:: Task item ::
Could you give the entries again, exactly as written?

^^^^^^^^^^^^^^^^

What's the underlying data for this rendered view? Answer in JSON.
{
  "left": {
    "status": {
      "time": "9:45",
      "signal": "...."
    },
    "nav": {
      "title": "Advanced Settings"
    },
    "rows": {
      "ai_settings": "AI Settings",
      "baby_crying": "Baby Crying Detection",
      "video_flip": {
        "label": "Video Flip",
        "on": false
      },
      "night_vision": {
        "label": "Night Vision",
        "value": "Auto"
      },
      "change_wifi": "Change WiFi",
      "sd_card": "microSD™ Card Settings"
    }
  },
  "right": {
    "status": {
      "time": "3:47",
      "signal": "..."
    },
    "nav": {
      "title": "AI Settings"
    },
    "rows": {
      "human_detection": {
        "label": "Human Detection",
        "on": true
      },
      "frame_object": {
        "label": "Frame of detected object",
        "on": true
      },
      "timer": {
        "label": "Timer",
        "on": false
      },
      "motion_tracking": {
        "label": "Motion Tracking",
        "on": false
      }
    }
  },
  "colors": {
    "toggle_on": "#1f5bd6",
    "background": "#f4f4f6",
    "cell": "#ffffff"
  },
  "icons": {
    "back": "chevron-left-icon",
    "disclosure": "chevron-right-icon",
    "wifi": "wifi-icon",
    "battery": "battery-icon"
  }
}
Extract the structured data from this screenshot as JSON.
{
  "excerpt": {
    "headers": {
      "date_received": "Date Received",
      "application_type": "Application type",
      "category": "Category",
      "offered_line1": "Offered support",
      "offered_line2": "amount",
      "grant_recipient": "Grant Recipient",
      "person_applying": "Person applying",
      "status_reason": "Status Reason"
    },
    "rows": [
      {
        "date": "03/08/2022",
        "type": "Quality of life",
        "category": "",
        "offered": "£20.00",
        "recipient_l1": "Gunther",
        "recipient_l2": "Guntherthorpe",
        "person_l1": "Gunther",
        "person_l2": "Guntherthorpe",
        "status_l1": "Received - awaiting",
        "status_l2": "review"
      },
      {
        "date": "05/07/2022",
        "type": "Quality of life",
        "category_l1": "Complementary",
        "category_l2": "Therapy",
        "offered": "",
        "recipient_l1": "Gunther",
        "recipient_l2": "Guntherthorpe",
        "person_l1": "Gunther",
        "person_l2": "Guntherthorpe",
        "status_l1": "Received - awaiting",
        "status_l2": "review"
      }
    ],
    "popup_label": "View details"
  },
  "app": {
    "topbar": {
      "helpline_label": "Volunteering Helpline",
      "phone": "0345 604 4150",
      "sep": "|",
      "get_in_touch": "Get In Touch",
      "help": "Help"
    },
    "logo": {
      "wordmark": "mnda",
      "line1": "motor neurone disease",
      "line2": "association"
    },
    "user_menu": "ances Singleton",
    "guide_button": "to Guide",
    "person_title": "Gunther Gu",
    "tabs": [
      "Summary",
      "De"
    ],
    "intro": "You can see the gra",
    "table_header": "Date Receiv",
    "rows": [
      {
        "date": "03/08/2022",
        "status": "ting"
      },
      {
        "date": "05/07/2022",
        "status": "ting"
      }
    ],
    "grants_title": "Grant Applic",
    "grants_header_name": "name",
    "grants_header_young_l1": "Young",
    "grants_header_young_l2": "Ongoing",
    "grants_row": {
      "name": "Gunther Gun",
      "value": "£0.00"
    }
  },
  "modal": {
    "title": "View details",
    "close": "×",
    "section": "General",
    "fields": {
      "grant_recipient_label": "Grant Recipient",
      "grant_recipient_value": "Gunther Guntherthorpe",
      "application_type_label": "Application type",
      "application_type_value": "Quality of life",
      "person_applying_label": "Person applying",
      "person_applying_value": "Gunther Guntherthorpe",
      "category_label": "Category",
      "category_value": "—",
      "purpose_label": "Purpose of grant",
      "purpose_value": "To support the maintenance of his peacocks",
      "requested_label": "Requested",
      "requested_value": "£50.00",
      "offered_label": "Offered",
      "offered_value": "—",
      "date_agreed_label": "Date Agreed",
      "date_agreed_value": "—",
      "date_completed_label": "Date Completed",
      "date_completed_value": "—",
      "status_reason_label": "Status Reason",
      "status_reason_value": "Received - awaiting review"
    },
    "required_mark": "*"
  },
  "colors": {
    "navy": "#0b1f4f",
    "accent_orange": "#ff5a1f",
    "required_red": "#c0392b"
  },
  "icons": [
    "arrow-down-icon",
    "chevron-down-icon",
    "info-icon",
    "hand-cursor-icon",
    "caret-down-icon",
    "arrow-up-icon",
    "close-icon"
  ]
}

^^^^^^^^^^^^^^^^

:: Answer box ::
What's the underlying data for this rendered view? Answer in JSON.
{
  "left": {
    "status": {
      "time": "9:45",
      "signal": "...."
    },
    "nav": {
      "title": "Advanced Settings"
    },
    "rows": {
      "ai_settings": "AI Settings",
      "baby_crying": "Baby Crying Detection",
      "video_flip": {
        "label": "Video Flip",
        "on": false
      },
      "night_vision": {
        "label": "Night Vision",
        "value": "Auto"
      },
      "change_wifi": "Change WiFi",
      "sd_card": "microSD™ Card Settings"
    }
  },
  "right": {
    "status": {
      "time": "3:47",
      "signal": "..."
    },
    "nav": {
      "title": "AI Settings"
    },
    "rows": {
      "human_detection": {
        "label": "Human Detection",
        "on": true
      },
      "frame_object": {
        "label": "Frame of detected object",
        "on": true
      },
      "timer": {
        "label": "Timer",
        "on": false
      },
      "motion_tracking": {
        "label": "Motion Tracking",
        "on": false
      }
    }
  },
  "colors": {
    "toggle_on": "#1f5bd6",
    "background": "#f4f4f6",
    "cell": "#ffffff"
  },
  "icons": {
    "back": "chevron-left-icon",
    "disclosure": "chevron-right-icon",
    "wifi": "wifi-icon",
    "battery": "battery-icon"
  }
}
Extract the structured data from this screenshot as JSON.
{
  "excerpt": {
    "headers": {
      "date_received": "Date Received",
      "application_type": "Application type",
      "category": "Category",
      "offered_line1": "Offered support",
      "offered_line2": "amount",
      "grant_recipient": "Grant Recipient",
      "person_applying": "Person applying",
      "status_reason": "Status Reason"
    },
    "rows": [
      {
        "date": "03/08/2022",
        "type": "Quality of life",
        "category": "",
        "offered": "£20.00",
        "recipient_l1": "Gunther",
        "recipient_l2": "Guntherthorpe",
        "person_l1": "Gunther",
        "person_l2": "Guntherthorpe",
        "status_l1": "Received - awaiting",
        "status_l2": "review"
      },
      {
        "date": "05/07/2022",
        "type": "Quality of life",
        "category_l1": "Complementary",
        "category_l2": "Therapy",
        "offered": "",
        "recipient_l1": "Gunther",
        "recipient_l2": "Guntherthorpe",
        "person_l1": "Gunther",
        "person_l2": "Guntherthorpe",
        "status_l1": "Received - awaiting",
        "status_l2": "review"
      }
    ],
    "popup_label": "View details"
  },
  "app": {
    "topbar": {
      "helpline_label": "Volunteering Helpline",
      "phone": "0345 604 4150",
      "sep": "|",
      "get_in_touch": "Get In Touch",
      "help": "Help"
    },
    "logo": {
      "wordmark": "mnda",
      "line1": "motor neurone disease",
      "line2": "association"
    },
    "user_menu": "ances Singleton",
    "guide_button": "to Guide",
    "person_title": "Gunther Gu",
    "tabs": [
      "Summary",
      "De"
    ],
    "intro": "You can see the gra",
    "table_header": "Date Receiv",
    "rows": [
      {
        "date": "03/08/2022",
        "status": "ting"
      },
      {
        "date": "05/07/2022",
        "status": "ting"
      }
    ],
    "grants_title": "Grant Applic",
    "grants_header_name": "name",
    "grants_header_young_l1": "Young",
    "grants_header_young_l2": "Ongoing",
    "grants_row": {
      "name": "Gunther Gun",
      "value": "£0.00"
    }
  },
  "modal": {
    "title": "View details",
    "close": "×",
    "section": "General",
    "fields": {
      "grant_recipient_label": "Grant Recipient",
      "grant_recipient_value": "Gunther Guntherthorpe",
      "application_type_label": "Application type",
      "application_type_value": "Quality of life",
      "person_applying_label": "Person applying",
      "person_applying_value": "Gunther Guntherthorpe",
      "category_label": "Category",
      "category_value": "—",
      "purpose_label": "Purpose of grant",
      "purpose_value": "To support the maintenance of his peacocks",
      "requested_label": "Requested",
      "requested_value": "£50.00",
      "offered_label": "Offered",
      "offered_value": "—",
      "date_agreed_label": "Date Agreed",
      "date_agreed_value": "—",
      "date_completed_label": "Date Completed",
      "date_completed_value": "—",
      "status_reason_label": "Status Reason",
      "status_reason_value": "Received - awaiting review"
    },
    "required_mark": "*"
  },
  "colors": {
    "navy": "#0b1f4f",
    "accent_orange": "#ff5a1f",
    "required_red": "#c0392b"
  },
  "icons": [
    "arrow-down-icon",
    "chevron-down-icon",
    "info-icon",
    "hand-cursor-icon",
    "caret-down-icon",
    "arrow-up-icon",
    "close-icon"
  ]
}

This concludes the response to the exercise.